- Religious or moral convictions. Applicants may request a vaccination waiver based on religious or moral convictions by submitting a waiver request to U.S. Citizenship and Immigration Services (USCIS). USCIS will determine if this type of waiver is granted, not the civil surgeon or CDC.
- If an applicant refuses to receive the COVID-19 vaccination, the examining physician will document that the vaccine requirements are not complete and that the applicant refuses vaccination. Such applicants are inadmissible to the U.S., and therefore will not be eligible for a green card/immigrant visa.
We do not have guidance yet if a similar approach for exceptions will be applied for land border admission.
Canada has allowed fully vaccinated U.S. citizens and legal permanent residents to enter Canada via land if fully vaccinated at least 14 days before entering Canada. Fully vaccinated travelers also do not require a negative COVID-19 test within three days of entry to Canada after August 9, 2021. For additional information, refer to: https://ca.usembassy.gov/covid-19-information-canada-3/.
The Canadian government typically requires proof of a negative PCR or molecular test within 72 hours of admission. Please refer to the exemptions listed, including those for persons in the trade or transportation sector as well as technicians and specialists, among others at https://travel.gc.ca/travel-covid/travel-restrictions/exemptions. Canada, like the U.S., also has a free mobile app available for download from the Apple App Store or on Google Play called Arrive CAN. The app can be used to determine travel requirements and submit admission information to the Canada Border Services Agency (CBSA).

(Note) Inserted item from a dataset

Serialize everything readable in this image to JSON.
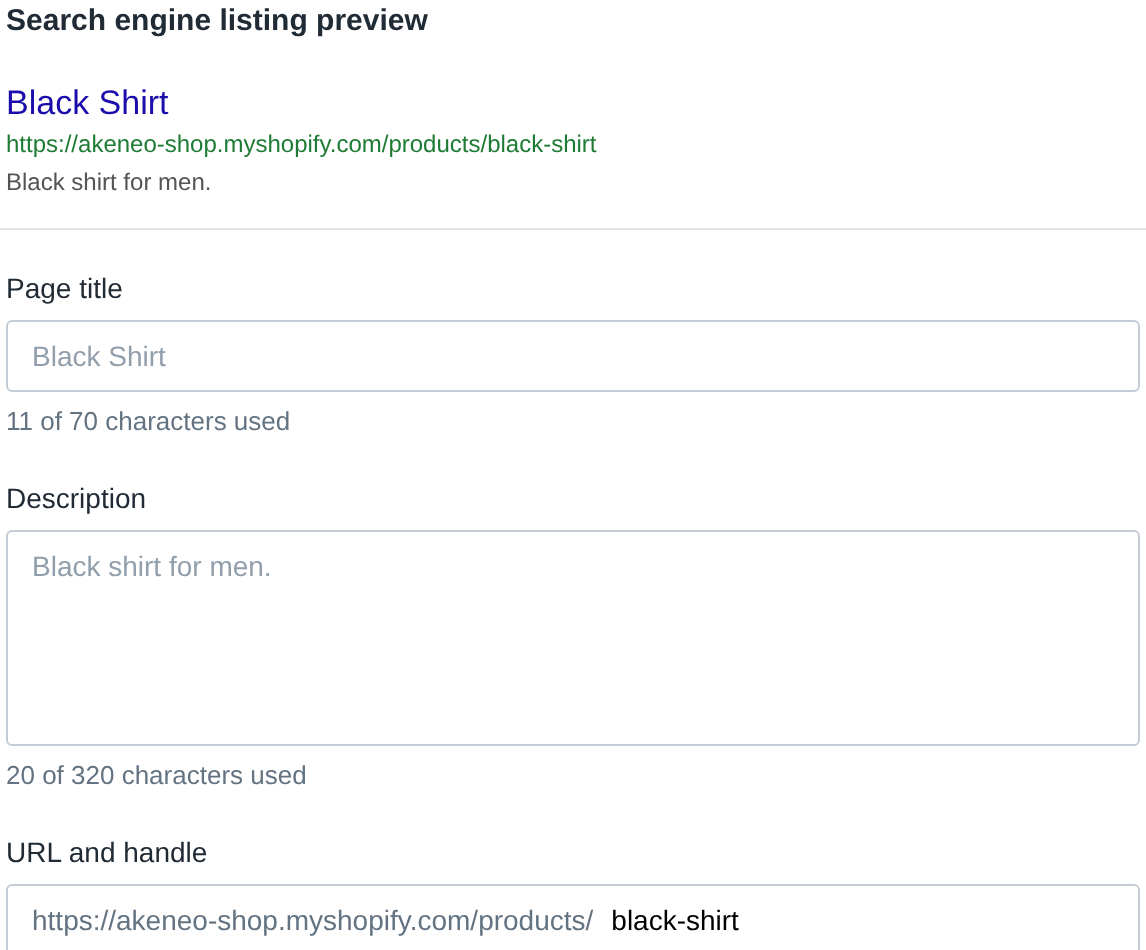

A negative COVID-19 test is not required for entry to Mexico via the land border. Non-essential travelers trying to enter Mexico by land from Belize, Guatemala, or the U.S. were subject to denial of entry before November 8, but this has been rare. Please refer to the COVID-19 Country Specific Information page provided by the U.S. Department of State (DOS) for updates.

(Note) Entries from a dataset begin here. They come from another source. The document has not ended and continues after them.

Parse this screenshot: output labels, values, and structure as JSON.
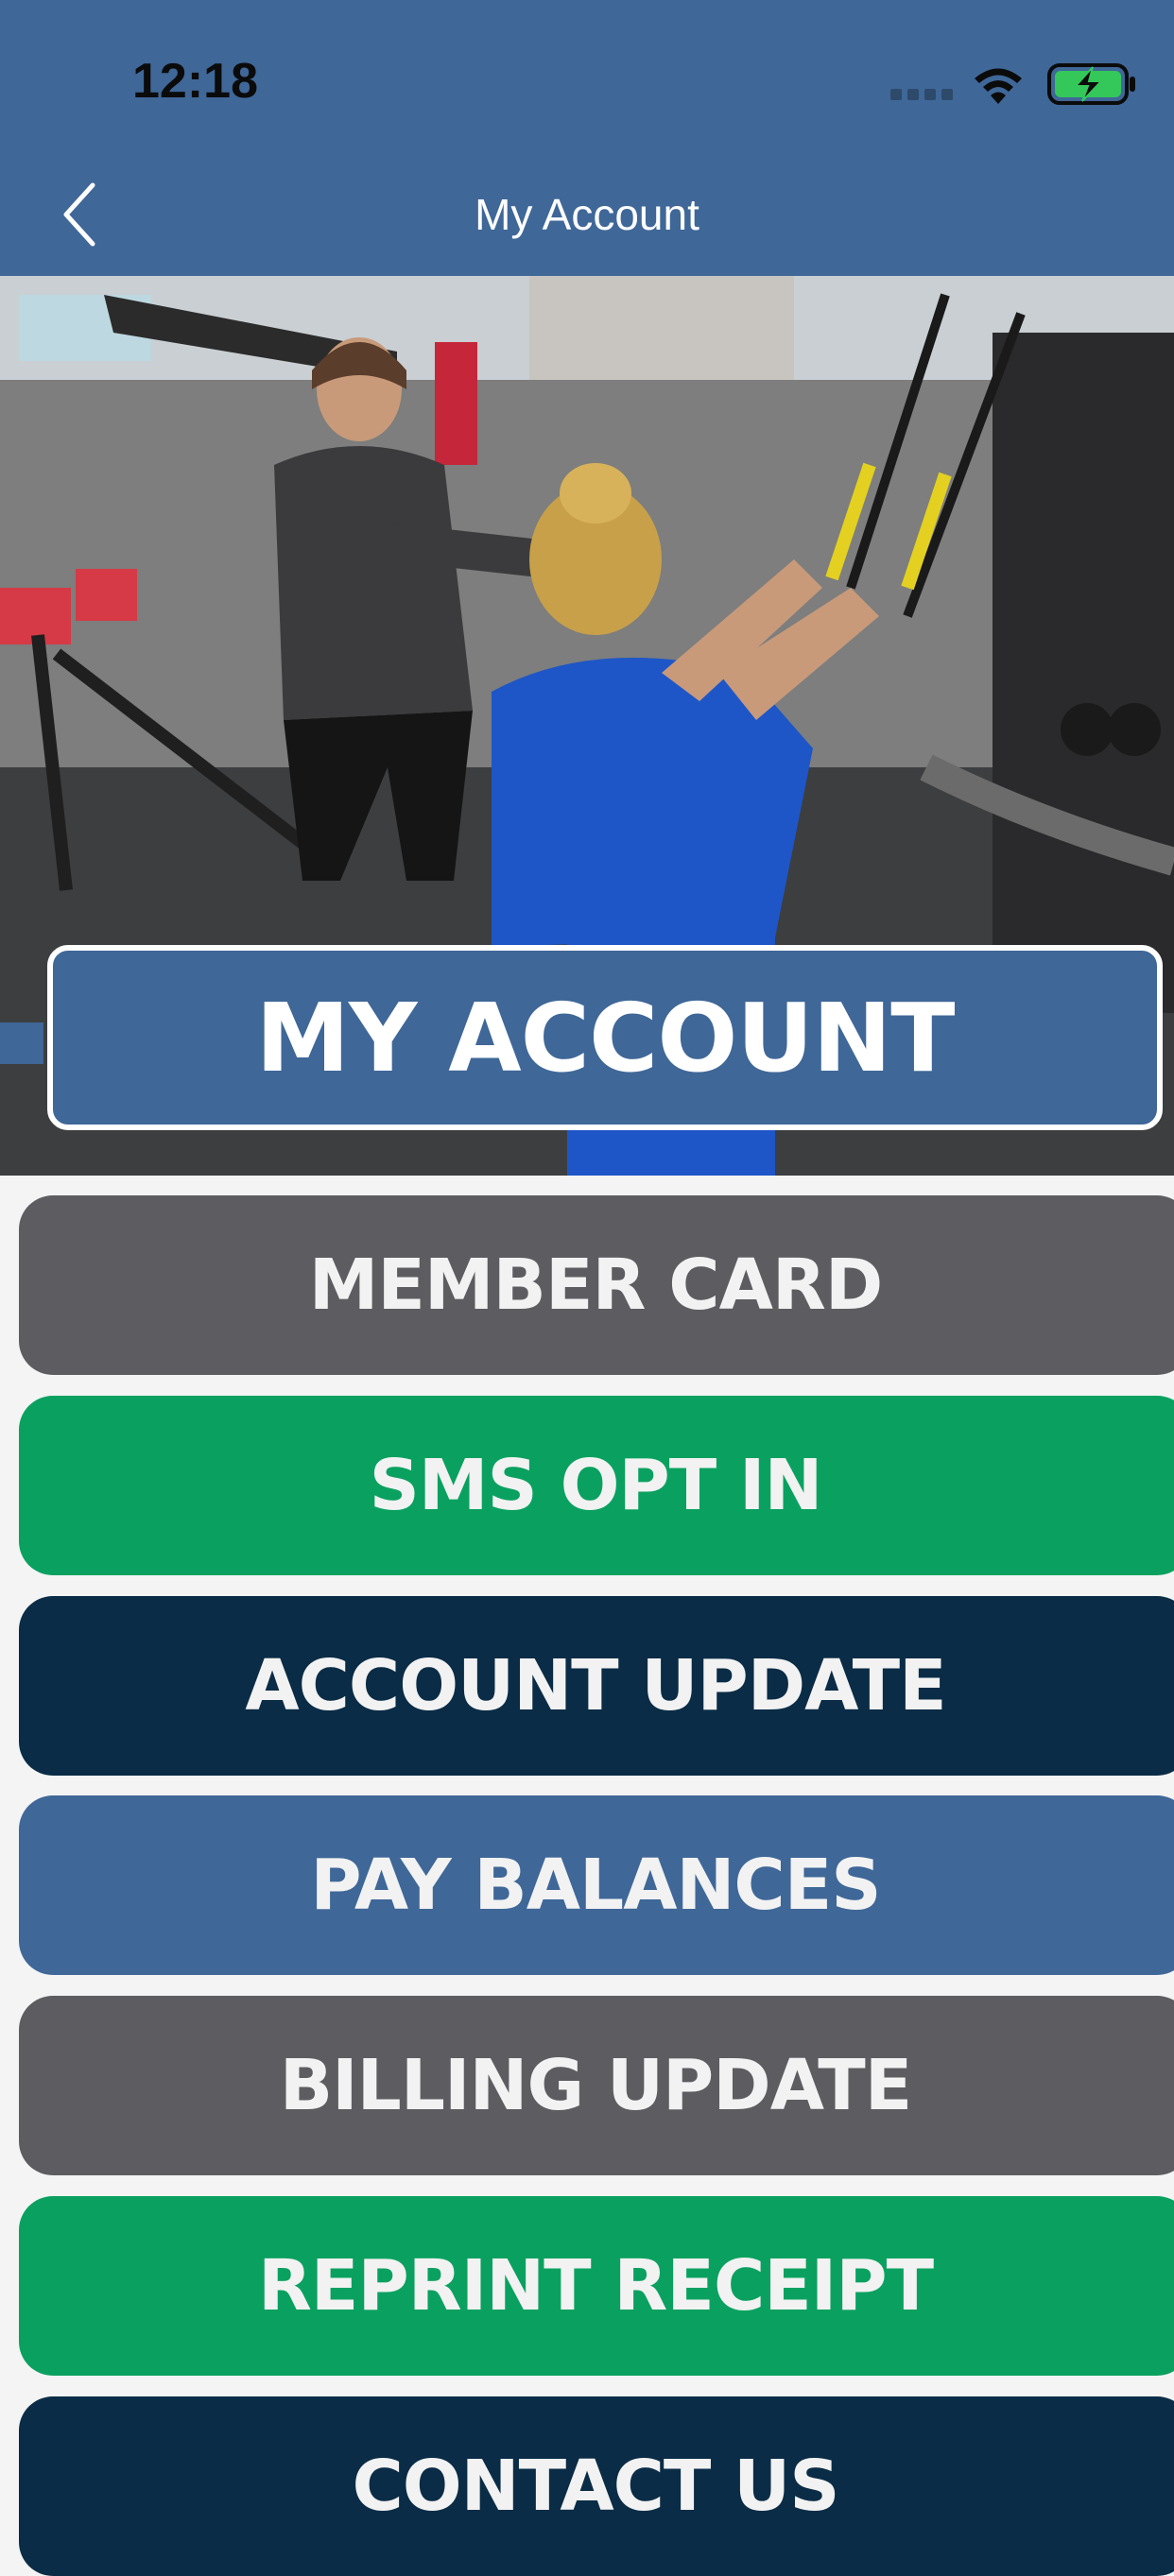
{
  "status_bar": {
    "time": "12:18",
    "icons": [
      "cellular-signal-icon",
      "wifi-icon",
      "battery-charging-icon"
    ]
  },
  "nav": {
    "title": "My Account",
    "back_icon": "chevron-left-icon"
  },
  "hero": {
    "banner_label": "MY ACCOUNT",
    "banner_color": "#3f6798"
  },
  "menu": {
    "items": [
      {
        "label": "MEMBER CARD",
        "color": "#5d5c60",
        "text_color": "#f2f2f2"
      },
      {
        "label": "SMS OPT IN",
        "color": "#0aa160",
        "text_color": "#f2f2f2"
      },
      {
        "label": "ACCOUNT UPDATE",
        "color": "#0a2c46",
        "text_color": "#f2f2f2"
      },
      {
        "label": "PAY BALANCES",
        "color": "#3f6798",
        "text_color": "#f2f2f2"
      },
      {
        "label": "BILLING UPDATE",
        "color": "#5d5c60",
        "text_color": "#f2f2f2"
      },
      {
        "label": "REPRINT RECEIPT",
        "color": "#0aa160",
        "text_color": "#f2f2f2"
      },
      {
        "label": "CONTACT US",
        "color": "#0a2c46",
        "text_color": "#f2f2f2"
      }
    ]
  }
}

 See 86 Fed. Reg. 58216 and 58218.
 See 8 CFR §211.1(a).
ABOUT THE AUTHOR
Kathleen Campbell Walker is the co-chair of Dickinson Wright’s immigration practice. She is a former national president and general counsel of the American Immigration Lawyers Association. Her email address is firstname.lastname@example.org and her bio is here.